With an eye toward enhancing Emory as an “employer of choice,” HR continues to design and modify development programs to help employees improve their skills without having to leave campus. From new managers looking to get a head start on supervisory skills to employees working to earn their general equivalency degree (GED), there are programs to help at 1762 Clifton.

“We want a workplace where people want to come work with us and want to stay with us,” said Sharon DeHaven, manager of training and development. “An ‘employer of choice’ is one to whom employees have loyalty, speak well of, and recommend to others.The slogan of our employee referral program—‘Find An Original’—reflects the stature of our own employees.”

The referral program’s success is reflected in the statistics: There have been more than 700 hires in the last four years as a result of Emory employees referring people they know.

Emory won successive Governor’s Awards for its literacy training that became the foundation for the Skills Enhancement Program (SEP). The SEP consists of Adult Basic Education (ABE) and English as a Second Language (ESL) course offerings. Program Development Specialist La Shanda Perryman has coordinated these twice-weekly classes since being hired more than two years ago, and this semester she is teaching 10 of the 12 classes being offered.

After last fall, Perryman said, the decision was made to create classes by educational level, resulting in smaller classes that catered more to the individual students. “In the past, it was sort of like ‘The Little House on the Prairie,’ with all the levels together in one classroom,” Perryman said. “By breaking up the classes we can offer more targeted instruction based on need. And we’ve probably increased the number of participants by about 50 percent.”

Three Emory employees have earned their GEDs during Perryman’s tenure, and another earned a high school diploma. Chauncey Brown, who works in staging for Facilities Management (FM), earned his GED in March 2001.

“The thing I liked about it was that La Shanda worked with each individual at their own speed,” said Brown, who has also taken University courses as a student in special standing. “Emory gave me the opportunity to get my education, and I think others should take advantage of the opportunity.”

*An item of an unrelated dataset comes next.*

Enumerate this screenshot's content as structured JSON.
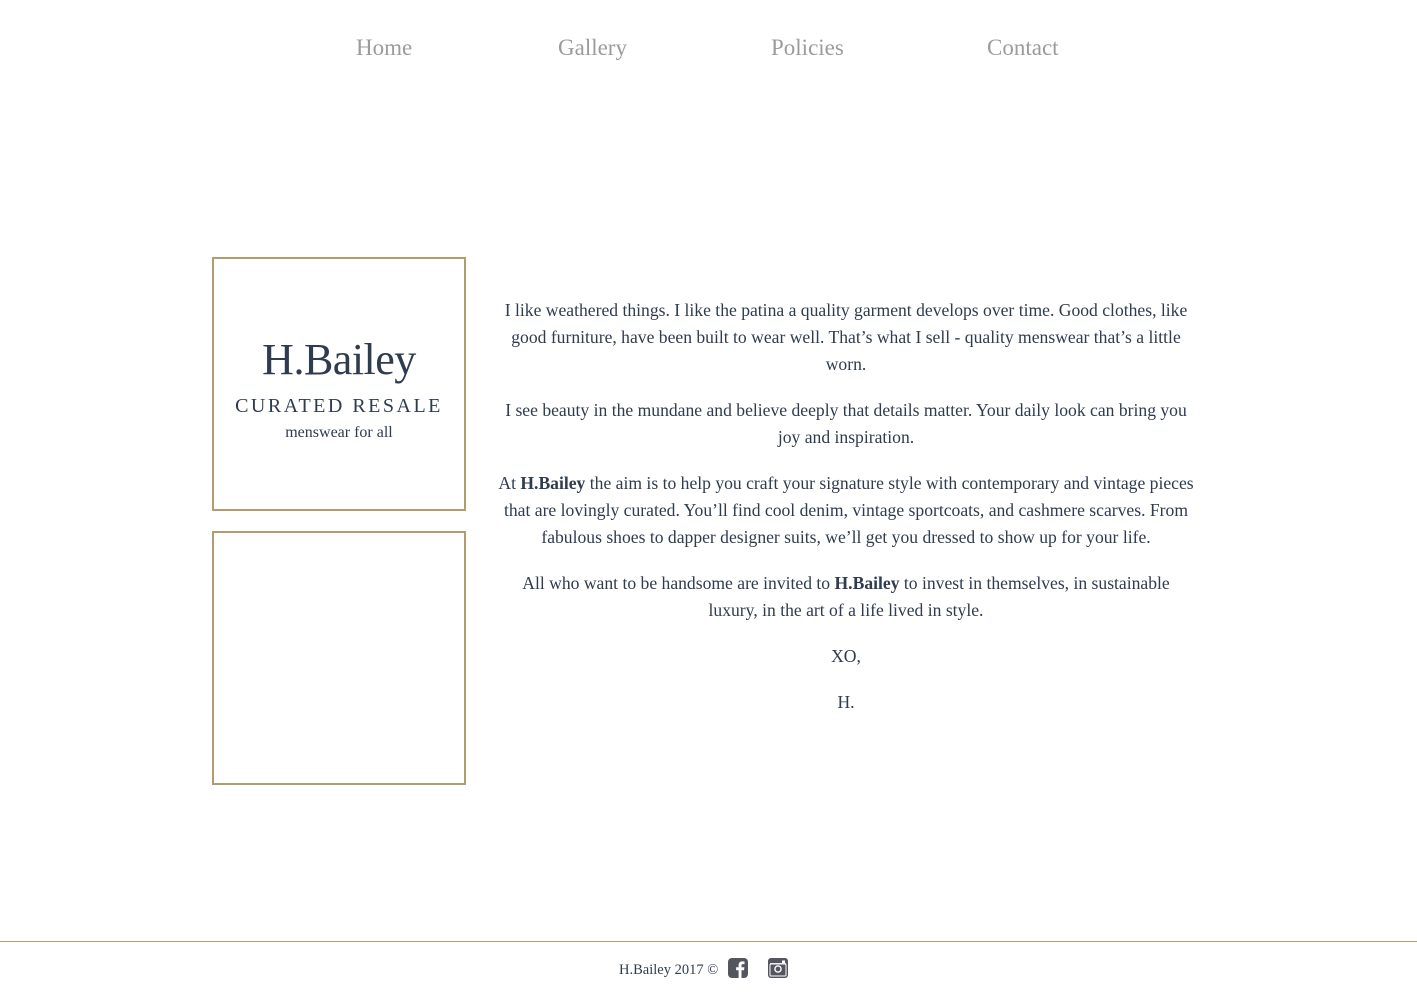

One new offering is a conversational Spanish course for employees who want to communicate better with Spanish-speaking colleagues. DeHaven said two such classes have been offered—one for FM supervisors and one at the Yerkes Field Station—and three more will be offered this year.

In January, the 5-year-old “Frontline Leadership” received a makeover and a new name: “Leadership for Results.” The program provides training to better enable managers and supervisors to provide a meaningful and productive work environment.

“This is a new and improved version [of Frontline Leadership],” DeHaven said, explaining that the program contains both management principles as well as Emory-specific policy and procedures. The program is being conducted on the main campus and at the Oxford and Briarcliff campuses. There have been more than 200 participants since the program’s rebirth at the beginning of the year.

“Supervisors play an instrumental role in employee job satisfaction,” said Aimee Harris, call center supervisor at Crawford Long Hospital and a recent Leadership for Results participant. “This program helped me to understand how I can be more effective.”

Human Resources has also begun offering a class entitled “HR Toolkit” that is designed as an overview of human resources practices and procedures for those with HR responsibilities.

All of these programs are offered in addition to long-running HR courses such as business writing, time management, telephone techniques and others.

“That’s what keeps us an employer of choice,” DeHaven said. “It’s our focus on developing people at Emory, it’s our focus on enhancing the workplace for the entire Emory community.”

“It’s about fostering an inclusive workplace,” said Alice Miller, vice president of Human Resources. “We value all of our employees, and we are offering progressive and responsive HR programs for them. We are striving to stay an employer of choice.”

For more information on HR development programs, visit or call Sharon DeHaven at 404-727-0413.